When Erna retired from general practice she thought, “Okay now I have time to bring Focusing to the medical world.” It didn’t work at all! Doctors were not interested. She realized that even if she could interest the GPs, no Focusing training existed to offer to their patients. She decided to train as many good trainers as possible, establishing a solid base of well-trained people in the Netherlands who would then bring Focusing into their own fields of interest.
Christine started using Focusing in her work as a student counselor. Since she left school in ’93 she’s teaching again, she said, but without the pressure of having to mark a lot of papers. Together they took on the job of translating Ann Weiser Cornell’s The Power of Focusing, Gendlin’s article Focusing is a Little Door, and many other publications, and they published articles in Dutch journals.
In 1993 they established FocusCentrumDenHaag with a comprehensive curriculum that includes work with dreams, the “inner critic,” and the “inner child,” and leads to certification.
“Most of our students are not psychotherapists,” said Erna. “We have people who come for their own sake, and people who want to integrate Focusing in their work — like counselors, social workers, career coaches, massage therapists, supervisors, and pastoral workers. Our main goal is to teach Focusing to people who can practice it privately and in their professional work, bringing Focusing further into the world.”
In 1996 they were invited to be Coordinators for the Netherlands. Marta Stapert, founder of the Children’s Focusing Corner in the Netherlands, has worked closely with them, too. In 2000 Christine took the initiative of setting up a network for Dutch-speaking people who use Focusing in their professions. Now there are about 90 members, a website and a flourishing journal.

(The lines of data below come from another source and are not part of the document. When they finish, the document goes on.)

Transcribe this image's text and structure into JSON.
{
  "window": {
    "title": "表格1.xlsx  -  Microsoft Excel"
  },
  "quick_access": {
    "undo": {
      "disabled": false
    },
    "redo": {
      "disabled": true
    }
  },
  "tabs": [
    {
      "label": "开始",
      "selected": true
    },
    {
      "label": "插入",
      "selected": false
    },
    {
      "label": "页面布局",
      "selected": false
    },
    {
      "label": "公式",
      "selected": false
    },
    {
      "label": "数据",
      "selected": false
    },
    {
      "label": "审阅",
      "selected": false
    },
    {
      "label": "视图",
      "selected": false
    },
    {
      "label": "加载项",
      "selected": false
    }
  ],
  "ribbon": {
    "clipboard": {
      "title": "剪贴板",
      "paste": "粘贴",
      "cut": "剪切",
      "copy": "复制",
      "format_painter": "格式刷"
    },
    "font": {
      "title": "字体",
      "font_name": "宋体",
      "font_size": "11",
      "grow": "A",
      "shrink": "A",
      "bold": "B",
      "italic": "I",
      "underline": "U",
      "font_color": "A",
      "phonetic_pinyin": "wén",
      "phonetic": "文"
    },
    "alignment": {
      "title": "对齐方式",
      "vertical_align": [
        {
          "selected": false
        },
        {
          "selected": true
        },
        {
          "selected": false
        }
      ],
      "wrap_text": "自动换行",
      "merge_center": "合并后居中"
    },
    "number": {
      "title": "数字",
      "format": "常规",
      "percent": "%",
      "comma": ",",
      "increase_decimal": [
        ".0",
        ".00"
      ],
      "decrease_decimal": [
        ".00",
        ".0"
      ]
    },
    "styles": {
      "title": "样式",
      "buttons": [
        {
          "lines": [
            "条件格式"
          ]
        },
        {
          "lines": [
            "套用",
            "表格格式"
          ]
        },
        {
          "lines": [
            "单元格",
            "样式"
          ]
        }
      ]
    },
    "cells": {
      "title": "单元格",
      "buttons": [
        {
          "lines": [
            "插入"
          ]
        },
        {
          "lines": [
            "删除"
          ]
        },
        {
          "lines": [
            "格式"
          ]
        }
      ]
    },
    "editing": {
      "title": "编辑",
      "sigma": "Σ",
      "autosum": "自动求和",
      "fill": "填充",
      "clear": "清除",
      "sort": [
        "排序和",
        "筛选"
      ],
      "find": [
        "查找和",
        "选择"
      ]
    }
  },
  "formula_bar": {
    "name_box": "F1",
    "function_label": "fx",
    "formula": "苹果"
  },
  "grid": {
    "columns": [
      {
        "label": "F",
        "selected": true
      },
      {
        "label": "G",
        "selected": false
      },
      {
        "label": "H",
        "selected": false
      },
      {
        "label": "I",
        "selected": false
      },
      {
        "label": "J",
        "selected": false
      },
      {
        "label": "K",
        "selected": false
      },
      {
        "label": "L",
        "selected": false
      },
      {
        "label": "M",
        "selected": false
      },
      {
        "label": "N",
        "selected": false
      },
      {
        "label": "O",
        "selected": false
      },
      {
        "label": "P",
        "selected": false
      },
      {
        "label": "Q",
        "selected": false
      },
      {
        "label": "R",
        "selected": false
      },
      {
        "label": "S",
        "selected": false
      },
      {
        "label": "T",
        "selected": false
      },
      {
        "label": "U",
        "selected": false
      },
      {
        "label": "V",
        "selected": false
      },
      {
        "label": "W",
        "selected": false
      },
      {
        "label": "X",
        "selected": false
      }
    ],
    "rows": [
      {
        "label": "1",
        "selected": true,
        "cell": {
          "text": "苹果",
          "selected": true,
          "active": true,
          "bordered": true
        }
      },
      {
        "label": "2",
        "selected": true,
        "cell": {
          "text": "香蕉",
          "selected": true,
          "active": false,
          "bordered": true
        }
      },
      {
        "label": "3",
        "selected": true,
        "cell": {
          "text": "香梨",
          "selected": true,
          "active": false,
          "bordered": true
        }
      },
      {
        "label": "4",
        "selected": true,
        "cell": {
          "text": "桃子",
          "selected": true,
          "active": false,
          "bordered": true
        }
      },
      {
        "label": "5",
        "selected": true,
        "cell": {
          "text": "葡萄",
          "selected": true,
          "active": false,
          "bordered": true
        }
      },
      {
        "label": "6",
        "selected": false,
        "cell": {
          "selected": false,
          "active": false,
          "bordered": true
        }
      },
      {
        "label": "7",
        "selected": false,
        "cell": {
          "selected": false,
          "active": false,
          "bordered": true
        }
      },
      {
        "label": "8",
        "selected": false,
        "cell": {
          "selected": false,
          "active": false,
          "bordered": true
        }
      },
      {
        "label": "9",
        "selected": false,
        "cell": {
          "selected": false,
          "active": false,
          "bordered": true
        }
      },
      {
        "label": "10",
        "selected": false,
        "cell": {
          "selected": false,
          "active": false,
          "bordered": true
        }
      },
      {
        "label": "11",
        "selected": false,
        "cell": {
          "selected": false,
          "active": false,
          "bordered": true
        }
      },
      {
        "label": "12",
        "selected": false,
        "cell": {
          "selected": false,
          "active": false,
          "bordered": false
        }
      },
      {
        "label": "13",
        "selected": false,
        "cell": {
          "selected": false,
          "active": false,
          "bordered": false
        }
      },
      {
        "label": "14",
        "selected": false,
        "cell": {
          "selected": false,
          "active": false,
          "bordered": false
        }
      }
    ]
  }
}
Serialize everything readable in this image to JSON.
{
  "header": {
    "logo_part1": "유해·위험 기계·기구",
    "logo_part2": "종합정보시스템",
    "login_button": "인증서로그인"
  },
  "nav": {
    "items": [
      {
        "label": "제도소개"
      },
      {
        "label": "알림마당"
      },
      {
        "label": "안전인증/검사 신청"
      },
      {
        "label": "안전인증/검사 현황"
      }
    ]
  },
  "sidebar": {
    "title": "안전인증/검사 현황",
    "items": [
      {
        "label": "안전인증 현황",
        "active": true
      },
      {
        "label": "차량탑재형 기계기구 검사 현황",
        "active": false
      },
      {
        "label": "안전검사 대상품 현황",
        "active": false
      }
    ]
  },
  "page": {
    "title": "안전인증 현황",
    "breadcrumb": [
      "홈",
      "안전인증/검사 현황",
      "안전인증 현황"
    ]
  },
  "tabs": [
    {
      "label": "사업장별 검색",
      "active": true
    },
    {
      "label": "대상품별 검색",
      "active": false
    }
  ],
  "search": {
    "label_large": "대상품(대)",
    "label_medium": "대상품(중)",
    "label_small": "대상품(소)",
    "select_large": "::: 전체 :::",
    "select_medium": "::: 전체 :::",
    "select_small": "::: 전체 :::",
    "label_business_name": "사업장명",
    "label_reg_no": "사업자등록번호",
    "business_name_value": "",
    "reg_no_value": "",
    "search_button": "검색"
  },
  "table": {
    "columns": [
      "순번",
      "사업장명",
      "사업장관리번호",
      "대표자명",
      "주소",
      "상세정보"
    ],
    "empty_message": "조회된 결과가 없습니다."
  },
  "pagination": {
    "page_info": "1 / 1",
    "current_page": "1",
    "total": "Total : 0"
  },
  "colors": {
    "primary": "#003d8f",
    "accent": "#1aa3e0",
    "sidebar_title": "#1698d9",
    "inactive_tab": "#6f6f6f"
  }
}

Reflecting on their Focusing years, Erna said, “After I had known myself for decades as a reliable, hard working, dutiful doctor with a minimum of private social life, Focusing brought me joy and color and aliveness, the feeling of growing in the art of Focusing.” Said Christine, “Through Focusing I got connected to my body, to my inner self, and from there to other people and to the biospiritual dimension . From early childhood I had a sense of this connectedness, but there was so much that limited and blocked me. Focusing helps me to become more and more the one who I am.”
Both women see Focusing as a mission in this period of their lives, “to bring the gift of Focusing wherever we can, and to take care of our succession. Sometimes we ask ourselves what we did these past ten years. Then it’s good to realize that we taught Focusing to hundreds of people and trained dozens of trainers.”